Data extracted from a collection
▬▬▬▬▬▬▬▬▬▬

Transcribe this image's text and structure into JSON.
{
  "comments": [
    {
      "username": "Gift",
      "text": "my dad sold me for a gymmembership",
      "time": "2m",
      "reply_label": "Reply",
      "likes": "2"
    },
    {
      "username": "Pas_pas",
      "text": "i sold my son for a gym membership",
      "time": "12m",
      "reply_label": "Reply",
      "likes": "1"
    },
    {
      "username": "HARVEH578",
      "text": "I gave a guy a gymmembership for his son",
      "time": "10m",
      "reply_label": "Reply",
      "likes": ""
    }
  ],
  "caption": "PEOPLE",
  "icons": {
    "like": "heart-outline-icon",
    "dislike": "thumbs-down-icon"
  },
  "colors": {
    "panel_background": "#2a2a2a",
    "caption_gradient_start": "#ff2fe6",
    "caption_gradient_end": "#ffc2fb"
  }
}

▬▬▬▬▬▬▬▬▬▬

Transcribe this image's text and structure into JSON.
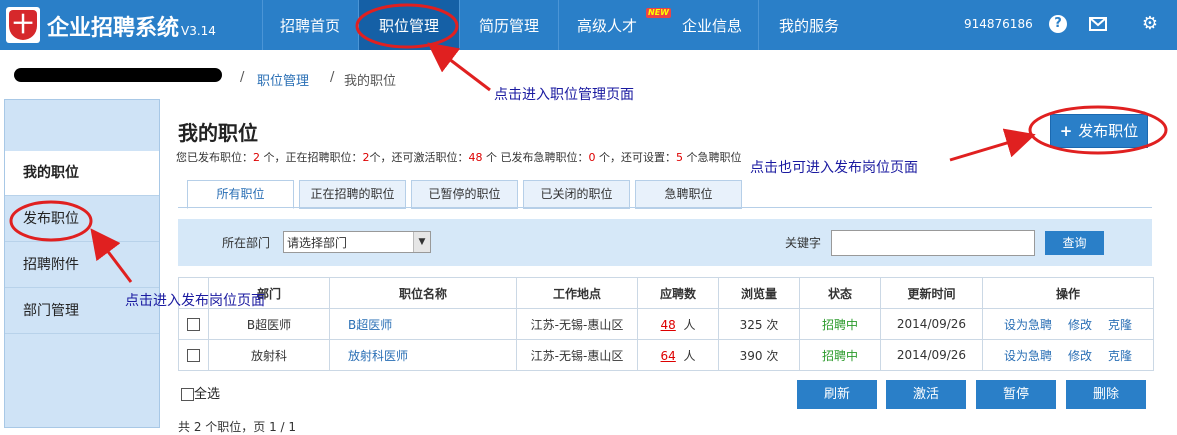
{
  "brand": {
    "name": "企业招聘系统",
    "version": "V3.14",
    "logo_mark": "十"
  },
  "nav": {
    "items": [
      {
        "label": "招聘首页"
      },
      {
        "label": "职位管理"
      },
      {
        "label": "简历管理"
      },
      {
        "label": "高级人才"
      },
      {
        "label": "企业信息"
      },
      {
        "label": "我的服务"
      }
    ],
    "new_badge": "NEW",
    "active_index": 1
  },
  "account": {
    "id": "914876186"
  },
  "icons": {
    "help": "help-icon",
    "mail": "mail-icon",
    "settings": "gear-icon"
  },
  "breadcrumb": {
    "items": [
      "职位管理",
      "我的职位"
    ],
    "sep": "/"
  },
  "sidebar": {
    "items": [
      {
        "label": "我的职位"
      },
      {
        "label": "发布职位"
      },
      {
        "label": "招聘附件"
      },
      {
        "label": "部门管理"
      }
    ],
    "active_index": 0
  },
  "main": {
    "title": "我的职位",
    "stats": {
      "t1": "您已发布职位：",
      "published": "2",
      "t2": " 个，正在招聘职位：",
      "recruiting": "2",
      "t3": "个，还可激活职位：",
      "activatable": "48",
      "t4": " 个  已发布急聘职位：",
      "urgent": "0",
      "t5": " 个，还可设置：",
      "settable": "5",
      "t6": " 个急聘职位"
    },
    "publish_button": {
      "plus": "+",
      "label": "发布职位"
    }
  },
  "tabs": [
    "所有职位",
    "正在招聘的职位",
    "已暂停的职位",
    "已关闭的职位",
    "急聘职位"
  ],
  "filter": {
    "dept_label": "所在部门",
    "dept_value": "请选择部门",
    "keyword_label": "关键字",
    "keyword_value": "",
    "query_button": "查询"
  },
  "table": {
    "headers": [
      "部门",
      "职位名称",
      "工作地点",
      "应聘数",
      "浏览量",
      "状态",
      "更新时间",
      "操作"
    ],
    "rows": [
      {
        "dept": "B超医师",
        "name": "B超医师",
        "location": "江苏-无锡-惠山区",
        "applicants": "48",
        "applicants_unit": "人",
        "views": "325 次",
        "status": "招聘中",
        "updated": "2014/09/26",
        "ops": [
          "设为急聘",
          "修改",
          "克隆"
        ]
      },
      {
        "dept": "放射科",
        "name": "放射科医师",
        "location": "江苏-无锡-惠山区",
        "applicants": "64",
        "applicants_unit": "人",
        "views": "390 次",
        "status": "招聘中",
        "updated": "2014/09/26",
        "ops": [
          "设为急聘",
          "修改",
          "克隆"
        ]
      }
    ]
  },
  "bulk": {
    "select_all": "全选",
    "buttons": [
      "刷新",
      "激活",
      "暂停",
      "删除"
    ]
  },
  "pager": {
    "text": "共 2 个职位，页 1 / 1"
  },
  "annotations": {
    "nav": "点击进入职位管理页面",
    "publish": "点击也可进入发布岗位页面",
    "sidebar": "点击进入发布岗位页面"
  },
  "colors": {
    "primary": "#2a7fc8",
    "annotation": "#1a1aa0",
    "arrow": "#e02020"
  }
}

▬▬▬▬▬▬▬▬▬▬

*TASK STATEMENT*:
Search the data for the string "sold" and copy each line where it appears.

*RESPONSE TO THIS TASK*:
      "text": "my dad sold me for a gymmembership",
      "text": "i sold my son for a gym membership",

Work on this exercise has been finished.